Exercise requirements:
Report every line of the data where the string "arrow" appears.
* * *
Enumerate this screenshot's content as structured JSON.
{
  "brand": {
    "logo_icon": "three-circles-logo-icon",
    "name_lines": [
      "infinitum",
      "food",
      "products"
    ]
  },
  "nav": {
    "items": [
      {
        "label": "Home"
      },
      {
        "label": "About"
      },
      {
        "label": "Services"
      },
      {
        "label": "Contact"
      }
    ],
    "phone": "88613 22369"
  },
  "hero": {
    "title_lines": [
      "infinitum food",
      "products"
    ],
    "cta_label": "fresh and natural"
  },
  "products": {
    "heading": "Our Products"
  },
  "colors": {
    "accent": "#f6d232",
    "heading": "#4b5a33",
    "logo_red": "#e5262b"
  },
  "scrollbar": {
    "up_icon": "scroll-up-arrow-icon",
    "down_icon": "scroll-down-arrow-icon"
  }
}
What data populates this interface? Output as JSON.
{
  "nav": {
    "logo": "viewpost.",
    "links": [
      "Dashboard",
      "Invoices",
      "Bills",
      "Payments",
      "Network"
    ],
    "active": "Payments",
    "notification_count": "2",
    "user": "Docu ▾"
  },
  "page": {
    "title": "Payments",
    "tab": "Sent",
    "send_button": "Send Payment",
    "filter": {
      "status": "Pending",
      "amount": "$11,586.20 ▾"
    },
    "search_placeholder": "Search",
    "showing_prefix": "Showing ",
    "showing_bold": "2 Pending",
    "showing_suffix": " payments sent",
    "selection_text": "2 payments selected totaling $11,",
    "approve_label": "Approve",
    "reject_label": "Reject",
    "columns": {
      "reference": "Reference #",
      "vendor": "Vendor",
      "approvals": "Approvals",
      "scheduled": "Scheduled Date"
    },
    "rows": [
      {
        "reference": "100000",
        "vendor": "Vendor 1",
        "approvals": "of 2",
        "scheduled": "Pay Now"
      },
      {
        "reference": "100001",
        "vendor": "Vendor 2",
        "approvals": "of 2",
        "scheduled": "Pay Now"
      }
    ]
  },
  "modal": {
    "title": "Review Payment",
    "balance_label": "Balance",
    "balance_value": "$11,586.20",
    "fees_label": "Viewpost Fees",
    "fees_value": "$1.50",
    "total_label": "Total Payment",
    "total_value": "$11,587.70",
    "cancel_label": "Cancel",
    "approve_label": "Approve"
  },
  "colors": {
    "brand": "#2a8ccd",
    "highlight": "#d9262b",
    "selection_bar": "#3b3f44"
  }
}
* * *
Output below:
    "up_icon": "scroll-up-arrow-icon",
    "down_icon": "scroll-down-arrow-icon"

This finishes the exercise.